More generally,

$$\lim_{n\to\infty}\left(1+\frac1n\right)^{an}=e^a\;,$$

and as $a$ ranges over all real numbers, $e^a$ ranges over all positive real numbers. Finally,

$$\lim_{n\to\infty}\left(1+\frac1n\right)^{n^2}=\infty\;,$$

and

$$\lim_{n\to\infty}\left(1+\frac1n\right)^{\sqrt n}=0\;,$$

so a limit of the form $(1)$ always has to be evaluated on its own merits; the limits of $f$ and $g$ don’t by themselves determine its value.

The limit of $1^{\infty}$ exist:$$\lim_{n\to\infty}1^n$$ is not indeterminate. However$$\lim_{a\to 1^+,n\to\infty}a^n$$ is indeterminate..

There are many reasons. For example, let $1^\infty=1$. Taking logarithm, you have $\infty\cdot 0=0$. Similarly for other operations you will obtain some absurd.

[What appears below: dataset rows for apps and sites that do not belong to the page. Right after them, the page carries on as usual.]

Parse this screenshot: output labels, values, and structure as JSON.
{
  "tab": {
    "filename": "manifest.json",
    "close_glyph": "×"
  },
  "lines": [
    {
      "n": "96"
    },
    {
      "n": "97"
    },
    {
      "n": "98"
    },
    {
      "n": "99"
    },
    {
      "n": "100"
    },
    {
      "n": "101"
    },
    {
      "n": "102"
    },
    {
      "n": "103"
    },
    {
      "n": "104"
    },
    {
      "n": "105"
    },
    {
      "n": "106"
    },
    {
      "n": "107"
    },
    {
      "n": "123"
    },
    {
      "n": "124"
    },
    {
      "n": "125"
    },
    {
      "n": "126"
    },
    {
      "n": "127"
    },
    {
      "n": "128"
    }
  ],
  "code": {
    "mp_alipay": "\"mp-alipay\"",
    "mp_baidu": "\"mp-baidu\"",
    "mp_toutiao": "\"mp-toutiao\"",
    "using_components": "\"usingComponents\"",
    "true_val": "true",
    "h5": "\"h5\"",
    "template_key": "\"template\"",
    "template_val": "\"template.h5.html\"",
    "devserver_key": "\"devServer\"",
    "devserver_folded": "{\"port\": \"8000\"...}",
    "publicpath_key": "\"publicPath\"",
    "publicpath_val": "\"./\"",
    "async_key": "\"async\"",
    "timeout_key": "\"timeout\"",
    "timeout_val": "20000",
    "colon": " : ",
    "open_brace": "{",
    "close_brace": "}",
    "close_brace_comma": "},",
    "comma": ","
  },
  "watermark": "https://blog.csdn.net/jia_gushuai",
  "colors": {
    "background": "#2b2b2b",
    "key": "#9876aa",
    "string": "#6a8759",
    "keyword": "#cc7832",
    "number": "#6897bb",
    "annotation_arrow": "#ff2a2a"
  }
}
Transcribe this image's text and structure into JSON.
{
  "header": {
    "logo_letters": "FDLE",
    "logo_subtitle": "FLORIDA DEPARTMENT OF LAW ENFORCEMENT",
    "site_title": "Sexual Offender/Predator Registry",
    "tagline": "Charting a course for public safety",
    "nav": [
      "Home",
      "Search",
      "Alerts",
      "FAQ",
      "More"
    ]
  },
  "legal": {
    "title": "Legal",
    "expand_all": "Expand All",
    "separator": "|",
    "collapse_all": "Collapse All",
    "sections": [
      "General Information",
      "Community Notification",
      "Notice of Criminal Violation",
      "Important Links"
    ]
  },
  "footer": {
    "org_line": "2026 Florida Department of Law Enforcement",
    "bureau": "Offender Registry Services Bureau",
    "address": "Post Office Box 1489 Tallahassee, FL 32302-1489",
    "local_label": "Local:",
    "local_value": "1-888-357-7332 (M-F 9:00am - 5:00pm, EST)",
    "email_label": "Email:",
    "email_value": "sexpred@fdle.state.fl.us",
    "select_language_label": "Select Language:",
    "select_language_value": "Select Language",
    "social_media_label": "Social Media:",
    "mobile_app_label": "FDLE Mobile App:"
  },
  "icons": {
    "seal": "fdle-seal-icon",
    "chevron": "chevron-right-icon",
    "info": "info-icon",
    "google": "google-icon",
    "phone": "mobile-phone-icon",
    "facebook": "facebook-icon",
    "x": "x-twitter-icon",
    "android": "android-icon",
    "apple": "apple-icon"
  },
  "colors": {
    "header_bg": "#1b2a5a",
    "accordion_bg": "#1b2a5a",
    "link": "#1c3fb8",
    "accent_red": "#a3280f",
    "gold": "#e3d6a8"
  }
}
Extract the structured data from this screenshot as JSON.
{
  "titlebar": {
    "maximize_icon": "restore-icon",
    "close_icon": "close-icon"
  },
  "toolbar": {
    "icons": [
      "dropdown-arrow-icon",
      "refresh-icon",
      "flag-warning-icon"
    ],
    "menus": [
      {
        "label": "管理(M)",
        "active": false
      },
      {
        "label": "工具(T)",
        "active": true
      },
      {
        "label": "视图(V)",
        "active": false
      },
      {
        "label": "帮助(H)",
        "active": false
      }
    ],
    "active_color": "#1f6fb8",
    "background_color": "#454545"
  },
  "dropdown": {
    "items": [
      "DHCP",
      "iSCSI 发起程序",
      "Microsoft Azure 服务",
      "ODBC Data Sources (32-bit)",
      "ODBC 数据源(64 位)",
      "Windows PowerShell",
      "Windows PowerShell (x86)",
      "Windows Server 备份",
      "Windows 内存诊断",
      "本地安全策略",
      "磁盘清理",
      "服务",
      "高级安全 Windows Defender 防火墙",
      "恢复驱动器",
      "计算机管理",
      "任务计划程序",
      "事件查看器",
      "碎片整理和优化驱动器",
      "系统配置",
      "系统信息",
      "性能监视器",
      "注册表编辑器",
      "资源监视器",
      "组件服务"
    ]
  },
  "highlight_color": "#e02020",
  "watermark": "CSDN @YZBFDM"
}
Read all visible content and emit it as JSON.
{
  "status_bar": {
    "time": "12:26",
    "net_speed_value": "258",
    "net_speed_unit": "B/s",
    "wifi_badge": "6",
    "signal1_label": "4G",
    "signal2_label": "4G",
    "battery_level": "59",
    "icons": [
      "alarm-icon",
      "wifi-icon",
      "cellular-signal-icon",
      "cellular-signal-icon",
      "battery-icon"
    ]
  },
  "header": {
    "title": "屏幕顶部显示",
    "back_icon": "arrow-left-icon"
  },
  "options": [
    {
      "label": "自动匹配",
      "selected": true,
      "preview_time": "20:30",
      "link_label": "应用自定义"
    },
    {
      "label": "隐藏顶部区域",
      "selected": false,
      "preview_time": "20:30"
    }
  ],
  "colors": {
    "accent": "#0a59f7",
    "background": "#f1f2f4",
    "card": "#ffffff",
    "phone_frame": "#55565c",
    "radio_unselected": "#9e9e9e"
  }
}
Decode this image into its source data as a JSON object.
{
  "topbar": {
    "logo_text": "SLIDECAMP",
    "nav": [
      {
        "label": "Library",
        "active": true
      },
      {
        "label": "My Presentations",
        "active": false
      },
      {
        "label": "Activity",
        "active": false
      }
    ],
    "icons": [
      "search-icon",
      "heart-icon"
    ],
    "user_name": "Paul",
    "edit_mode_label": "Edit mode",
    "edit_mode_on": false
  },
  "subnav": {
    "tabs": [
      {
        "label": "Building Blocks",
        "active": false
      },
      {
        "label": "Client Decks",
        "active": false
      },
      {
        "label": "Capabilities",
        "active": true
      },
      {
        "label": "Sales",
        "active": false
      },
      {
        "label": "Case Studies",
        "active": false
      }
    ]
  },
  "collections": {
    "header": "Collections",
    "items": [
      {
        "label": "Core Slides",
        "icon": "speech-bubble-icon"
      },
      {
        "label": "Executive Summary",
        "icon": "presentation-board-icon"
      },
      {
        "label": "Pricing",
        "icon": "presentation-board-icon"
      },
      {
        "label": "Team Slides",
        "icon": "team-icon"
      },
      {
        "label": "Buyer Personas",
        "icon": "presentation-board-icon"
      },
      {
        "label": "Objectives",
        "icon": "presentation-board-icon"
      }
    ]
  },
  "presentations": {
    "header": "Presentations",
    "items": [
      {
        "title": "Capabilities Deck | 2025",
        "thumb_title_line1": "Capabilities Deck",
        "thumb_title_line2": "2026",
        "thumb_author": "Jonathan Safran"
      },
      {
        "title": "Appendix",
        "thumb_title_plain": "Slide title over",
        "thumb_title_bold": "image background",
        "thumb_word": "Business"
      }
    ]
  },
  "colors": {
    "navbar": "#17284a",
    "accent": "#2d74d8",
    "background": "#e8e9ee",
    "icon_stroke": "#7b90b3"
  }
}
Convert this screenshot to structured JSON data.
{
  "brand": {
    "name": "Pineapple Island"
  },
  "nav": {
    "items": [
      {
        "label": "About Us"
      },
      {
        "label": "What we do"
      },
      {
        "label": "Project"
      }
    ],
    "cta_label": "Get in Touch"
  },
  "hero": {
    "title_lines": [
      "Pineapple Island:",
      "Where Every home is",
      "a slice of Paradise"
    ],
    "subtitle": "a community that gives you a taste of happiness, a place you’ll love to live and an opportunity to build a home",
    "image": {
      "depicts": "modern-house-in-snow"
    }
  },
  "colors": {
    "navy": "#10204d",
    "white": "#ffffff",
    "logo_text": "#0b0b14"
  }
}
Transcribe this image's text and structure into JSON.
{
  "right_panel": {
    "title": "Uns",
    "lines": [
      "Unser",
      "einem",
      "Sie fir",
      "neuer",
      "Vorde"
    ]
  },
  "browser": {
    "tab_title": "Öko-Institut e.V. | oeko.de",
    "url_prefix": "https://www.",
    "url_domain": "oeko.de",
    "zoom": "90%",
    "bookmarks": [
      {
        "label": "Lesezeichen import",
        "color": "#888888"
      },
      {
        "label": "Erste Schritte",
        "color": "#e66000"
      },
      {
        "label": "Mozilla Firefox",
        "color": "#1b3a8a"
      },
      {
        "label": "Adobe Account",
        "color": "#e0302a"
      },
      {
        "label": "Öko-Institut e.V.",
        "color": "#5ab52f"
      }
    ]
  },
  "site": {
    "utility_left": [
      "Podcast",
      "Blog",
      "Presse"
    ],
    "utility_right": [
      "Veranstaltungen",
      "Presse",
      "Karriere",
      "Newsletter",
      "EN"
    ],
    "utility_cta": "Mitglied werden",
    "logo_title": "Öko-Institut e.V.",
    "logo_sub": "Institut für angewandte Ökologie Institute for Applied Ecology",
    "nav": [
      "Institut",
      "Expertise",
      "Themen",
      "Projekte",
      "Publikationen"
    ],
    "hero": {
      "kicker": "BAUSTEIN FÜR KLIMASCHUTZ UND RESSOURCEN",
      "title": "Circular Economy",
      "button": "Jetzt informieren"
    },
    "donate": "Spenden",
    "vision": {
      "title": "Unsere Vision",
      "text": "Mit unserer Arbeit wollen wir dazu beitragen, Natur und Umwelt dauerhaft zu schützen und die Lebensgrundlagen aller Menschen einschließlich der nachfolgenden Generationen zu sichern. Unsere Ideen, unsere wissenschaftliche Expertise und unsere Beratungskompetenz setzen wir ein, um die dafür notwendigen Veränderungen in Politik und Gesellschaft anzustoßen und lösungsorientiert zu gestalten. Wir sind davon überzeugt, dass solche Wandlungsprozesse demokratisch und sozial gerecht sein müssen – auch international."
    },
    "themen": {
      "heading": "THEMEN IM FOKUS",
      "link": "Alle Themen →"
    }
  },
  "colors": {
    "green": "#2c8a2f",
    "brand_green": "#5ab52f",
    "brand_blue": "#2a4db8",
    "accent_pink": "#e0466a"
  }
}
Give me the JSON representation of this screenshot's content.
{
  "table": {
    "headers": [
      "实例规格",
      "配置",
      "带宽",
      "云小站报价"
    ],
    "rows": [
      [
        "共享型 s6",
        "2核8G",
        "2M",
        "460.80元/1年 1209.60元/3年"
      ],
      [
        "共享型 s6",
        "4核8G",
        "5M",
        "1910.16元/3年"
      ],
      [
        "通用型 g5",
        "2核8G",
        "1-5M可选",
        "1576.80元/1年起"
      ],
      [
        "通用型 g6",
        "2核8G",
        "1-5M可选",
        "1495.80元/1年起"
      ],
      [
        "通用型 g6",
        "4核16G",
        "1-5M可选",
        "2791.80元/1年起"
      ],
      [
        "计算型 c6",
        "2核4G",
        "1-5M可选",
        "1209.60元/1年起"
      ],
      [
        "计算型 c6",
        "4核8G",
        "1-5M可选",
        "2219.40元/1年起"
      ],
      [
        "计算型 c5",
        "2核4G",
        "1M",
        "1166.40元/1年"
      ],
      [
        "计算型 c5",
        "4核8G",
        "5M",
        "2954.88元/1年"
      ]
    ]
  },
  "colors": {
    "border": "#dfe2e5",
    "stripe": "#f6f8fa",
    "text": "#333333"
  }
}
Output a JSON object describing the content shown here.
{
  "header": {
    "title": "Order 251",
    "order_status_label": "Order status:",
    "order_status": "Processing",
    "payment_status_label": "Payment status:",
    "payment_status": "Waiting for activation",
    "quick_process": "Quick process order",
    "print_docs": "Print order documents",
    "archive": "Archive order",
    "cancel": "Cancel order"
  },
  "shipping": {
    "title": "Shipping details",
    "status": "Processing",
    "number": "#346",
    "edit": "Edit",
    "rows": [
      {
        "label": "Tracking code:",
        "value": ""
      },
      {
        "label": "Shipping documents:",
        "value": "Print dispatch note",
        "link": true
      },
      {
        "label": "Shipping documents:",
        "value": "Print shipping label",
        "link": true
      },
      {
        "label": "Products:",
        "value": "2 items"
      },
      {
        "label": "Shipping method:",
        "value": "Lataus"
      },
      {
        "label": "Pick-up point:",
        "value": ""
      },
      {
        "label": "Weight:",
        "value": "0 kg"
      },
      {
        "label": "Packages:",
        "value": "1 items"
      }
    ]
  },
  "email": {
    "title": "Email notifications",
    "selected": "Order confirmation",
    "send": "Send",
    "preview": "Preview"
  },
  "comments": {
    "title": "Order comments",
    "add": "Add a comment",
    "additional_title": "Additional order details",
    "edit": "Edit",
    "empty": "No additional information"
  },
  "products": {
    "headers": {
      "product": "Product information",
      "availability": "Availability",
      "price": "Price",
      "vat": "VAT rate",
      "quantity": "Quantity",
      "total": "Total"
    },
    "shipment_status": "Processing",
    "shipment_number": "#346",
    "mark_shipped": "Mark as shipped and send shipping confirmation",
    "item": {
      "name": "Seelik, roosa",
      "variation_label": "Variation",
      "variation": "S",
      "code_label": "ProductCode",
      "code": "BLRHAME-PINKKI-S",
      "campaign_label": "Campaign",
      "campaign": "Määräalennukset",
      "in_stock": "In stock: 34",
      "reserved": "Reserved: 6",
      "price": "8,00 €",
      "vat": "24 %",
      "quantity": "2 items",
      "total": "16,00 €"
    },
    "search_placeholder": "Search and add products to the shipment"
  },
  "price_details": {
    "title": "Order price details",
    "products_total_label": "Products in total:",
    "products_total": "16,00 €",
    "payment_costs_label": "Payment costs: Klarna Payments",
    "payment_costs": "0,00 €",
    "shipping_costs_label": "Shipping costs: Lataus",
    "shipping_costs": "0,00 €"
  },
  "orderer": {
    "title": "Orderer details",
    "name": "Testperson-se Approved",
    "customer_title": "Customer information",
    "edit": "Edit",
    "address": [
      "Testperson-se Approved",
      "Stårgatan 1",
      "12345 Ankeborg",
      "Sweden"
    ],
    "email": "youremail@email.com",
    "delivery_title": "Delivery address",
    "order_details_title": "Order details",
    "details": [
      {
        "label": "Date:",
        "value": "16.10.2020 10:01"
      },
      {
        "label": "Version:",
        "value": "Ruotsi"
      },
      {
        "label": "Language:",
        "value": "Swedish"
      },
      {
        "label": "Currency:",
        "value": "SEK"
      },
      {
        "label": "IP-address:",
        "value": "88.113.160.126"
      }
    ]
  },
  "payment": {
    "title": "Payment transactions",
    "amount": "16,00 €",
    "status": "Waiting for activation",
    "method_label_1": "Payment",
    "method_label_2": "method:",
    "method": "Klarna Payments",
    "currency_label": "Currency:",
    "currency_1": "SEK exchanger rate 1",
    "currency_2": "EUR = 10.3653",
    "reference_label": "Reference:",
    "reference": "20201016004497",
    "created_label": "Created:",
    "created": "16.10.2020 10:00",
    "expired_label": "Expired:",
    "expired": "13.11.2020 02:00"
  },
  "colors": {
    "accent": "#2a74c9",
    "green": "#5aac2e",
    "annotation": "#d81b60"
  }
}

The short answer is that it is because $x^y$ can tend to any nonnegative limit as $x\to1$ and $y\to\infty$. For one example, consider the classical limit $$\lim_{n\to\infty}\Bigl(1+\frac xn\Bigr)^n=e^x.$$